Either | Or
Many people go through life liking, loving and living, accumulating treasures along the way. Some of these are consciously chosen, but many are not. It is only when something is threatened that its real value becomes apparent to us.
Change is one of the fundamentals of therapy – and it often involves letting go of things, people and places. Even ones we treasure.
In my work with clients, what comes up again and again how malleable the definition of ‘treasure’ is. Jobs, lovers, possessions, places – everything/one has the power for good and ill in our lives depending on how we relate to them.
Steady employment is a good thing – unless it happens to be in service of a career you don’t really enjoy, but feel obliged to soldier on in because of financial reasons, parental approval, social admiration, fear of the unknown… the list goes on. When a job becomes a treasured part of our self-image, it is very hard to let go of, no matter how much stress and unhappiness it causes. On an even graver note, people in abusive relationships are often trapped by something they treasure within the dysfunction, and so find it difficult to walk away.
Letting go can be terrifying, liberating and everything in between. In therapy, clients take the time to explore the landscape between what is, and what may be, as they try to reach a way of letting go that is congruent and practical for them. What often helps is the realization that life is not full of binary ‘either/or’ situations and scenarios – “Either I have my treasure or I become unfulfilled” – but it is our familiar ways of thinking and feeling that have painted us such an inaccurate picture; once we are familiar with something, even if it is uncomfortable, unsatisfying and unrewarding, it becomes almost like a blind spot to us. The people and things we treasure may not be serving us – they might even be hindering us – but because we are so used to things being the way they are, we forget that we have a choice. Even if we are conscious of our ability to choose, our attachment to the treasure in question makes it hard for us to see beyond the loss of what is familiar and embrace the uncomfortable unknown that comes with letting go.
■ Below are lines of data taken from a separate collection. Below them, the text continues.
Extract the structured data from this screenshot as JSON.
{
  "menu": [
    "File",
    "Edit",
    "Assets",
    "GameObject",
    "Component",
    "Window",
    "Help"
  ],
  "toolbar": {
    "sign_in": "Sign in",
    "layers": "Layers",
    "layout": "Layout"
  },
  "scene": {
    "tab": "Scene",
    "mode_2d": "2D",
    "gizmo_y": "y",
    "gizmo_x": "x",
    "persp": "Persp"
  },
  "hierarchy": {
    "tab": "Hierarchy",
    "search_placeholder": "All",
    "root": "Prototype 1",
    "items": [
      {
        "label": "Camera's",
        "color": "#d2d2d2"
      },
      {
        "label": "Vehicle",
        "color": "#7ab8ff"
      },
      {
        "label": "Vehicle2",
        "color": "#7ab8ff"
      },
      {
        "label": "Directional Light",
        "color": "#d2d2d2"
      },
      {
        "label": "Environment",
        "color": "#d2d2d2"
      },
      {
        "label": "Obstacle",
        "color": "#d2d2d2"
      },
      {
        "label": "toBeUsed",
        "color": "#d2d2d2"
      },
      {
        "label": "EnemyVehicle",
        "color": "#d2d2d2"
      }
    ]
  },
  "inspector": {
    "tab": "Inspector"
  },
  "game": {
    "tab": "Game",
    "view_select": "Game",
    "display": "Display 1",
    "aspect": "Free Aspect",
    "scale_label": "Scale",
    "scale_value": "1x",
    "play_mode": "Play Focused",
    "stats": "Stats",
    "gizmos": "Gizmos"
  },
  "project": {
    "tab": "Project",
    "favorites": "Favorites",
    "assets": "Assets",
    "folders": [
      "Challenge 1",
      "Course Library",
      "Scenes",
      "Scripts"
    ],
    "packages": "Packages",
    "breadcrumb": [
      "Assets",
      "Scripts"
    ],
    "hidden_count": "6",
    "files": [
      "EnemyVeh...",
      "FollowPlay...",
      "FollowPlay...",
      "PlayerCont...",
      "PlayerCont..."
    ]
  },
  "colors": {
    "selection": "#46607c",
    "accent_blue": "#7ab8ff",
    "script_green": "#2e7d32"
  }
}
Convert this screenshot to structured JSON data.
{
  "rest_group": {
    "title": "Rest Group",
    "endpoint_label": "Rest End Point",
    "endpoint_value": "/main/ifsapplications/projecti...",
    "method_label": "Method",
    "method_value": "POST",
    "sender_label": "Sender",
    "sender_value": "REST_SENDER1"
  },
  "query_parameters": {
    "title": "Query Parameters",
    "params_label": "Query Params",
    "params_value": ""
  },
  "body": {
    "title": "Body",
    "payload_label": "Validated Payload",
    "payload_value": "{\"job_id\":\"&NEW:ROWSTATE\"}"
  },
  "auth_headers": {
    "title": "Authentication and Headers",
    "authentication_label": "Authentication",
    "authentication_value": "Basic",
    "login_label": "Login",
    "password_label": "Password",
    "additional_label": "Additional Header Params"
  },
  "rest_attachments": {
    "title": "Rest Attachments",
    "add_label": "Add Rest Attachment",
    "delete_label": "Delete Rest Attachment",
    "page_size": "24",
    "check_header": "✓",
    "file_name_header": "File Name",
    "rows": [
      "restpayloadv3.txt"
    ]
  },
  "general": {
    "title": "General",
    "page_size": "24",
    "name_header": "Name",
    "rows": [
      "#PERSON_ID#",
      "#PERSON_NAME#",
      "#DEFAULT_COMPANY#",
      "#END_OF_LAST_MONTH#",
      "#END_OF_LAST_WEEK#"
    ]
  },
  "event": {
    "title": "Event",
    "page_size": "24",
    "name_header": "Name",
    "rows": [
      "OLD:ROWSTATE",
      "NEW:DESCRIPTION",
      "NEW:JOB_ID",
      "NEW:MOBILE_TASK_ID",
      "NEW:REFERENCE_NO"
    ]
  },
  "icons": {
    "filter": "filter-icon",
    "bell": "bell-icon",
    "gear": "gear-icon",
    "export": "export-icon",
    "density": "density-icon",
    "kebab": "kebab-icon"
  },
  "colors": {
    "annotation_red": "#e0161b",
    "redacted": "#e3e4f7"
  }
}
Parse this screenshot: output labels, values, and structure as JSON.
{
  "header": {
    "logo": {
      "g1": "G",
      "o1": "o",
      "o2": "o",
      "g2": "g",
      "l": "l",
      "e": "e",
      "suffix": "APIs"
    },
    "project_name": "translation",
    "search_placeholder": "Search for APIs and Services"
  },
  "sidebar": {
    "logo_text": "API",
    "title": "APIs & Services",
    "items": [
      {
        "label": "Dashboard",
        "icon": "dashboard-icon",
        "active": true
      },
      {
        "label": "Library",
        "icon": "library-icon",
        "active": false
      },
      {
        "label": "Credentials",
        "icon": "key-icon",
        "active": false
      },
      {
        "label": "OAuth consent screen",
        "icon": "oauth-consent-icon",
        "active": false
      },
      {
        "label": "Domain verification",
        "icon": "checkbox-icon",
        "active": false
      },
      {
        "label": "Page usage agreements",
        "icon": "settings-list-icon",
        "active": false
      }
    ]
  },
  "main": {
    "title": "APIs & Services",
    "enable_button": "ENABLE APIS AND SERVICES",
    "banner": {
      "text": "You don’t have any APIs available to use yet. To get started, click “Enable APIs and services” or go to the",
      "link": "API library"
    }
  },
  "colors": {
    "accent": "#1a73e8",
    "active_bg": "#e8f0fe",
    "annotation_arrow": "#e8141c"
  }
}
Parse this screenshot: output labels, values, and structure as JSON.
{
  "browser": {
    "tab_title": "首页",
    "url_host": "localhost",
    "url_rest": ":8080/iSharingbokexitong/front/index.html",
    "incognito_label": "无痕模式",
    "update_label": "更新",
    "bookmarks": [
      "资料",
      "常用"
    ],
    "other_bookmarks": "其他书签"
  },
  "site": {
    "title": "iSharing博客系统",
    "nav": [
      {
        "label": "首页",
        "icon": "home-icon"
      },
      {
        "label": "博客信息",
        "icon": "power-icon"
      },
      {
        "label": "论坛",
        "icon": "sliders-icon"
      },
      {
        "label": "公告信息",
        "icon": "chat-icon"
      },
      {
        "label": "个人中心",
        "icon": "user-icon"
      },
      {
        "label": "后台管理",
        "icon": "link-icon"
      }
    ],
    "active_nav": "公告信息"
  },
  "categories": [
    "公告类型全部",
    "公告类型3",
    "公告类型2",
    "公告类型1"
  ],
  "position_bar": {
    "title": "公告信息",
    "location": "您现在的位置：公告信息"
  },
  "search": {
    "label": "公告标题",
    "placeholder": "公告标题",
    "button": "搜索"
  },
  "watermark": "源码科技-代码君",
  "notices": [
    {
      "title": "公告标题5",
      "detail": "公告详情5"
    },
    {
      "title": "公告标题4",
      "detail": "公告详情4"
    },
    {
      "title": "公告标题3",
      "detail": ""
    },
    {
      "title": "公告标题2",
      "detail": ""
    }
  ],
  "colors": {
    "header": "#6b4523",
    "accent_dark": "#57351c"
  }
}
But as Ms Strayed firmly assures, other treasures do come. With conscious awareness of who we are and what we need, there is hope that these replacements will align more closely with our sense of selves and allow us to live more abundantly, rather than limiting us, as treasures of yore. The work of identifying what these treasures are, and what treasures may be, and what choices we have in relation to them, is an adventure that I invite everyone to undertake.